    Oh really.

    So to hell with children, men and society – as long as the feminist-homosexual utopia is achieved? Feminists and their homosexual ilk, while choosing a lifestyle at the fringes of society (which, by the way, society has graciously accepted by now), continues to believe that they have an entitlement to those social heterosexual norms that they have decided to deviate from.

    As I’ve stated above, there’s a ‘rational’ notion that should be observed as mature individuals - that a choice is a choice – and as such, negates other choices.

    - Like choosing one person to marry and negating other partners.
    - Like having a child and being responsible for it.

    These are the tenets of a progressive society. Of being a responsible adult. The notion of moving ‘forward’ and standing by one’s ideals and honor.

    To leftists/feminists/homosexuals – we should all be androgynous and bound by no rules. (Whether the majority of heterosexuals think so or not). The fact that I (as a heterosexual man) am viscerally attracted to women, does not matter to them. Apparently most heterosexuals are ‘told’ what to be attracted to. Even the fact that our complementary sexual organs negate this, is inconsequential to them.

    As a largely ‘naturalist’ thinker – I believe homosexuals having children is a selfish act, the ramifications of which are detrimental to the progress of society (and the children themselves). Feminism’s fraud is nowhere as apparent as when one attempts to look at concepts larger than their precious ‘feelings’.


  3. Bobby,

    As a gay man I have to take issue with your statement that people choose the gay lifestyle. Some people may choose to be gay, but the overwhelming majority do not. Seriously, I get the impression that you think that we all choose to be gay because we want the endless dancing and circuit parties and what have you, but then some of us decide we want kids too and are just too lazy to turn back. I think the truth is that our homosexuality, like our desire to have children, are largely beyond our conscious control. And, unfortunately, they clash.

    Having said that, I do agree that being a parent means you put your children first.
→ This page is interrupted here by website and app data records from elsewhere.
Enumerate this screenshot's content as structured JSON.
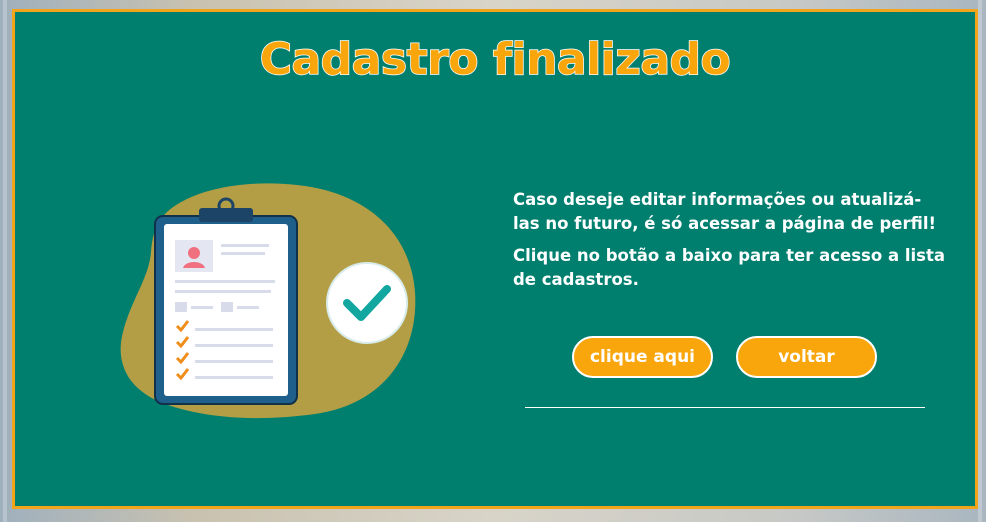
{
  "modal": {
    "title": "Cadastro finalizado",
    "message_line_1": "Caso deseje editar informações ou atualizá-las no futuro, é só acessar a página de perfil!",
    "message_line_2": "Clique no botão a baixo para ter acesso a lista de cadastros.",
    "buttons": {
      "clique_label": "clique aqui",
      "voltar_label": "voltar"
    }
  },
  "colors": {
    "modal_background": "#007f6f",
    "accent_orange": "#f9a60c",
    "blob": "#b49e45",
    "clipboard": "#1e5f8c"
  },
  "icons": {
    "illustration": "clipboard-checklist-icon",
    "check": "check-circle-icon",
    "avatar": "user-avatar-icon"
  }
}
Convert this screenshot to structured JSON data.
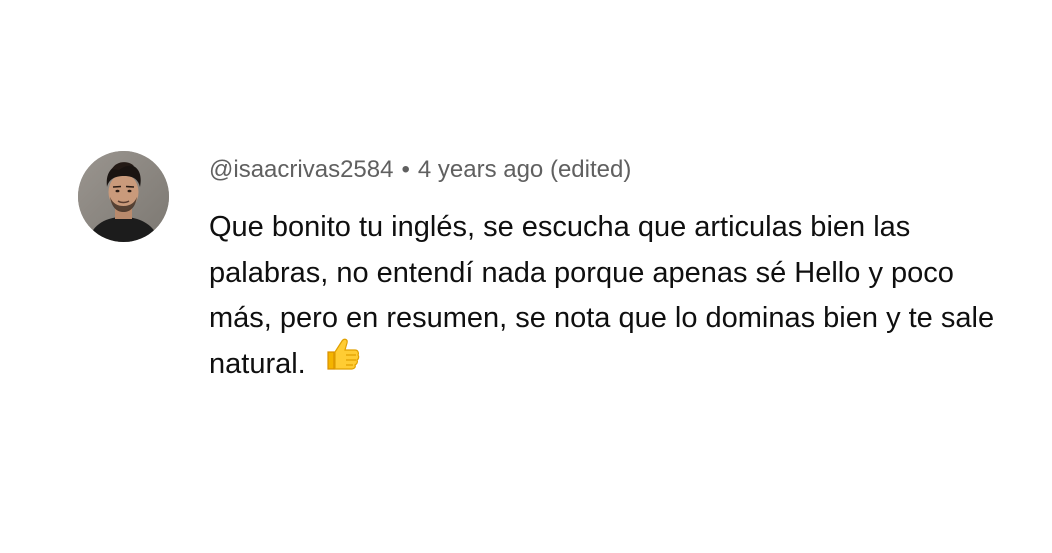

And I'm very uncomfortable with gay people choosing to raise children in single-sex parenting homes. Maybe it will all turn out ok for the child, but maybe not. And if not, it's an incredibly selfish thing to do.